- Your goal -
All of the data below should be written out again exactly.

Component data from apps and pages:
═══
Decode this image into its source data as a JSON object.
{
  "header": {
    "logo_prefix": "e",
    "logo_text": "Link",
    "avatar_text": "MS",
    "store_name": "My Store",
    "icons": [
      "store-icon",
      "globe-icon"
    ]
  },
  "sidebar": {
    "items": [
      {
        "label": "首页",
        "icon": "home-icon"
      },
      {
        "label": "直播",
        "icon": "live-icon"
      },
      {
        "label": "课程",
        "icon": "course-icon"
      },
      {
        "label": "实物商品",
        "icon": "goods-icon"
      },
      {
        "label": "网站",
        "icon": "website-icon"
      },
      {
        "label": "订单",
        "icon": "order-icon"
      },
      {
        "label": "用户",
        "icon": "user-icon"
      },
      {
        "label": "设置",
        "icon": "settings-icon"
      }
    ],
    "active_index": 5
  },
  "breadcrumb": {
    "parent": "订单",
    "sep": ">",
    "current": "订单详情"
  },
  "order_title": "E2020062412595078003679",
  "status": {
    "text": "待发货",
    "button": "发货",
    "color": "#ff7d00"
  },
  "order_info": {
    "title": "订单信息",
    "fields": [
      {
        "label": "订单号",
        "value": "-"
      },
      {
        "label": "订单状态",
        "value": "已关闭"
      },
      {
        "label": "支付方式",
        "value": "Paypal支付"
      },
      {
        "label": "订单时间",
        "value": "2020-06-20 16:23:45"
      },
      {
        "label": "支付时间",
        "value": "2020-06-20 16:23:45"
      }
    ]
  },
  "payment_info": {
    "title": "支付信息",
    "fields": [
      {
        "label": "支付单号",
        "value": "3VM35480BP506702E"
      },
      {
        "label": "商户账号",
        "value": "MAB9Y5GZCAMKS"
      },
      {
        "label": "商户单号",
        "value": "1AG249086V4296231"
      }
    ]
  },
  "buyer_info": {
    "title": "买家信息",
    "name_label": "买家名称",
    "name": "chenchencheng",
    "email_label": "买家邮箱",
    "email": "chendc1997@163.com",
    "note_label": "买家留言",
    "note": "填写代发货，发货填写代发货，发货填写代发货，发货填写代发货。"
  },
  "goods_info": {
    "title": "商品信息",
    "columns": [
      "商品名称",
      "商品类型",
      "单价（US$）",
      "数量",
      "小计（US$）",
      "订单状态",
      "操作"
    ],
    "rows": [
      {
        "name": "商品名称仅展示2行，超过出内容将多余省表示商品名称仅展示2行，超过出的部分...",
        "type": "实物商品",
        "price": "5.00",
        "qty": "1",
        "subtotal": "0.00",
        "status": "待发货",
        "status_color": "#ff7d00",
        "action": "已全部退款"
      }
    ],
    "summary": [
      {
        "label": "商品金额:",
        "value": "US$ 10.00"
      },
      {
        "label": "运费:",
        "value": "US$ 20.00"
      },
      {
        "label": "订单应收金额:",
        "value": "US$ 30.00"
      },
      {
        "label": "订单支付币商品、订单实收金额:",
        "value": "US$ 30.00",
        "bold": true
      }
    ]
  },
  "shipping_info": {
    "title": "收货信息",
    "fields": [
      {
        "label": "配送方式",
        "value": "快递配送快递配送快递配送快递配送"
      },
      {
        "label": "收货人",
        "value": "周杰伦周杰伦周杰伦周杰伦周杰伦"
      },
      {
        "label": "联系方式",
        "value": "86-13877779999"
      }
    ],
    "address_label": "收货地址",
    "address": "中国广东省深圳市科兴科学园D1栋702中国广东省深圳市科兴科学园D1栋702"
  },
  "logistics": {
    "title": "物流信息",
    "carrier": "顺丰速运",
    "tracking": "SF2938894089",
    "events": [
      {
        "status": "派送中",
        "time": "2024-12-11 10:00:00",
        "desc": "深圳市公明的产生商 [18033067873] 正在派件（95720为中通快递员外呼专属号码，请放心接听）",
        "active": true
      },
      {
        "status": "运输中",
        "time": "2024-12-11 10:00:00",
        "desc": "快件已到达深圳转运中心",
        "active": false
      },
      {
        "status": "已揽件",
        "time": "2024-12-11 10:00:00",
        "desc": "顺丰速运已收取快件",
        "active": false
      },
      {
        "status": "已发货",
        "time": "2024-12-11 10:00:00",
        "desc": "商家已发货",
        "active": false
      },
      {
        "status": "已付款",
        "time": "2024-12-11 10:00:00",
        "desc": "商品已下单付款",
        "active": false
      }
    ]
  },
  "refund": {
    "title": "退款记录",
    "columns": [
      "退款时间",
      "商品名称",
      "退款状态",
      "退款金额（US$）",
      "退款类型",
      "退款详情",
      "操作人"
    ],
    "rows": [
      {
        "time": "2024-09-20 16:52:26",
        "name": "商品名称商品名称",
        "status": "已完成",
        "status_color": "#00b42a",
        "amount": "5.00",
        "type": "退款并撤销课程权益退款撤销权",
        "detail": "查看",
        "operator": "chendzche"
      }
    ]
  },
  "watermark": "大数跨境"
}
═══
- Written response -
Decode this image into its source data as a JSON object.
{
  "header": {
    "logo_prefix": "e",
    "logo_text": "Link",
    "avatar_text": "MS",
    "store_name": "My Store",
    "icons": [
      "store-icon",
      "globe-icon"
    ]
  },
  "sidebar": {
    "items": [
      {
        "label": "首页",
        "icon": "home-icon"
      },
      {
        "label": "直播",
        "icon": "live-icon"
      },
      {
        "label": "课程",
        "icon": "course-icon"
      },
      {
        "label": "实物商品",
        "icon": "goods-icon"
      },
      {
        "label": "网站",
        "icon": "website-icon"
      },
      {
        "label": "订单",
        "icon": "order-icon"
      },
      {
        "label": "用户",
        "icon": "user-icon"
      },
      {
        "label": "设置",
        "icon": "settings-icon"
      }
    ],
    "active_index": 5
  },
  "breadcrumb": {
    "parent": "订单",
    "sep": ">",
    "current": "订单详情"
  },
  "order_title": "E2020062412595078003679",
  "status": {
    "text": "待发货",
    "button": "发货",
    "color": "#ff7d00"
  },
  "order_info": {
    "title": "订单信息",
    "fields": [
      {
        "label": "订单号",
        "value": "-"
      },
      {
        "label": "订单状态",
        "value": "已关闭"
      },
      {
        "label": "支付方式",
        "value": "Paypal支付"
      },
      {
        "label": "订单时间",
        "value": "2020-06-20 16:23:45"
      },
      {
        "label": "支付时间",
        "value": "2020-06-20 16:23:45"
      }
    ]
  },
  "payment_info": {
    "title": "支付信息",
    "fields": [
      {
        "label": "支付单号",
        "value": "3VM35480BP506702E"
      },
      {
        "label": "商户账号",
        "value": "MAB9Y5GZCAMKS"
      },
      {
        "label": "商户单号",
        "value": "1AG249086V4296231"
      }
    ]
  },
  "buyer_info": {
    "title": "买家信息",
    "name_label": "买家名称",
    "name": "chenchencheng",
    "email_label": "买家邮箱",
    "email": "chendc1997@163.com",
    "note_label": "买家留言",
    "note": "填写代发货，发货填写代发货，发货填写代发货，发货填写代发货。"
  },
  "goods_info": {
    "title": "商品信息",
    "columns": [
      "商品名称",
      "商品类型",
      "单价（US$）",
      "数量",
      "小计（US$）",
      "订单状态",
      "操作"
    ],
    "rows": [
      {
        "name": "商品名称仅展示2行，超过出内容将多余省表示商品名称仅展示2行，超过出的部分...",
        "type": "实物商品",
        "price": "5.00",
        "qty": "1",
        "subtotal": "0.00",
        "status": "待发货",
        "status_color": "#ff7d00",
        "action": "已全部退款"
      }
    ],
    "summary": [
      {
        "label": "商品金额:",
        "value": "US$ 10.00"
      },
      {
        "label": "运费:",
        "value": "US$ 20.00"
      },
      {
        "label": "订单应收金额:",
        "value": "US$ 30.00"
      },
      {
        "label": "订单支付币商品、订单实收金额:",
        "value": "US$ 30.00",
        "bold": true
      }
    ]
  },
  "shipping_info": {
    "title": "收货信息",
    "fields": [
      {
        "label": "配送方式",
        "value": "快递配送快递配送快递配送快递配送"
      },
      {
        "label": "收货人",
        "value": "周杰伦周杰伦周杰伦周杰伦周杰伦"
      },
      {
        "label": "联系方式",
        "value": "86-13877779999"
      }
    ],
    "address_label": "收货地址",
    "address": "中国广东省深圳市科兴科学园D1栋702中国广东省深圳市科兴科学园D1栋702"
  },
  "logistics": {
    "title": "物流信息",
    "carrier": "顺丰速运",
    "tracking": "SF2938894089",
    "events": [
      {
        "status": "派送中",
        "time": "2024-12-11 10:00:00",
        "desc": "深圳市公明的产生商 [18033067873] 正在派件（95720为中通快递员外呼专属号码，请放心接听）",
        "active": true
      },
      {
        "status": "运输中",
        "time": "2024-12-11 10:00:00",
        "desc": "快件已到达深圳转运中心",
        "active": false
      },
      {
        "status": "已揽件",
        "time": "2024-12-11 10:00:00",
        "desc": "顺丰速运已收取快件",
        "active": false
      },
      {
        "status": "已发货",
        "time": "2024-12-11 10:00:00",
        "desc": "商家已发货",
        "active": false
      },
      {
        "status": "已付款",
        "time": "2024-12-11 10:00:00",
        "desc": "商品已下单付款",
        "active": false
      }
    ]
  },
  "refund": {
    "title": "退款记录",
    "columns": [
      "退款时间",
      "商品名称",
      "退款状态",
      "退款金额（US$）",
      "退款类型",
      "退款详情",
      "操作人"
    ],
    "rows": [
      {
        "time": "2024-09-20 16:52:26",
        "name": "商品名称商品名称",
        "status": "已完成",
        "status_color": "#00b42a",
        "amount": "5.00",
        "type": "退款并撤销课程权益退款撤销权",
        "detail": "查看",
        "operator": "chendzche"
      }
    ]
  },
  "watermark": "大数跨境"
}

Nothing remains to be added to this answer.